Our guide, Sara, told us “When I had finished renting a flat here and wanted to return the key, my landlady told me to leave the key on the table in the room”.
It sounds like a lovely safe city.
It was Monday afternoon when we visited there, but some people were relaxing in the park near our parking spot.
We walked in the pedestrian street where there was a statue of Zmaj (meaning dragon), the famous Serbian poet, and came across a lovely pink building on the right.
This was the Bishops Palace and we went into an Orthodox Cathedral of St. George next to it.
Unfortunately, no photography was allowed.
In the cathedral, there was a separate room for candles next to the entrance and Sara and my husband lit a couple of candles.
There were two layers of candles.
The top layer was for candles for living people and the bottom was for dead people, apparently.
The street from the cathedral to the main square, Trg Sloboda, is the main place for passeggiata for the citizens.
Many cafes had their tables on the street.
In Trg Sloboda, there was the Catholic church in the shape of a rocket, which apparently is always closed, the gorgeous city hall which was built copying the one in Graz in Austria and the statue of Svetozar Miletic, the 19th century politician.
Here we stood talking with Sara.
I cannot remember why, but the topic was about Kosovo.
Many countries recognise the independence of Kosovo, but not Serbia.
According to Sara, the first united Serbian Kingdom was born in Kosovo.
She said “We can say that Serbian people were born in Kosovo”.
She said that the reason why Kosovo has increased its Muslim population is that, about 30 years ago, many Albanians started buying property there, paying higher prices than the market price so that they could deliberately increase the Muslim population.
“It is not an historic fact” she said.
Listening to this kind of story, I always remember the book called “What Is History”, which I read when I was a student.
Roughly, it says that because history is very different depending on where you stand, one objective history does not exist.
Sara also said “Personally, I think it is better for us to give up Kosovo and choose a way to become a member of the EU”.
She is 25 years old and already married.
Her husband is working in a hotel, but studying to become a guide, too.
She said that they are talking about having a child during the low season of tourism.
She looked really young, but both her driving and her opinions were sound and steady.

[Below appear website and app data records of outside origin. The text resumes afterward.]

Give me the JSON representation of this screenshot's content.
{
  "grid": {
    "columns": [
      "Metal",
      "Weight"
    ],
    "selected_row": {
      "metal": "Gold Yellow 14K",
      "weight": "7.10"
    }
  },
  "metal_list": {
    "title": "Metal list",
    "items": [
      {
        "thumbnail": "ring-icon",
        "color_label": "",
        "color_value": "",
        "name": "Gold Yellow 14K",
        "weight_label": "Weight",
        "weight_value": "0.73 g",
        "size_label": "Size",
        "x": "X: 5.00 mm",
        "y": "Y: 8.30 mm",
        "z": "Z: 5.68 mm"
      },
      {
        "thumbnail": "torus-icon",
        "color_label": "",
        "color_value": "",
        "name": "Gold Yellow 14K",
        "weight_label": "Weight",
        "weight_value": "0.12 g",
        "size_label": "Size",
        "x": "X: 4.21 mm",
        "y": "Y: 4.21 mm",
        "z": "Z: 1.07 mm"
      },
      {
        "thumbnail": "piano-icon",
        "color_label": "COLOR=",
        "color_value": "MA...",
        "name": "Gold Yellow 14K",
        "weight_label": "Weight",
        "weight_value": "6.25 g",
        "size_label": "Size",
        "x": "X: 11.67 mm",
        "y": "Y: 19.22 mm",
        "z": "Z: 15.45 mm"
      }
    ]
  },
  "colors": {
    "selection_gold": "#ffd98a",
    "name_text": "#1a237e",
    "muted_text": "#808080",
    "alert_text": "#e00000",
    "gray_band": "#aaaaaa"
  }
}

The plan of the tour was for 7 hours, but by the time we arrived in Novi Sad, it was already over 7 hours, but she gave us the half an hour free time as promised.
We walked in the main streets, looking at the shop windows, and I found a very nice knit wear shop.
It was called IVKO Woman and it is a Serbian brand, designing the clothes using the bright and cheerful motifs of their traditional costumes.
The prices were reasonable, too, so I did some shopping.
Sara said “Chinese people like this brand, too”.
It is appealing to Asian taste, then.
By the way, she told us that the main foreign tourists in Serbia are Turkish and Chinese.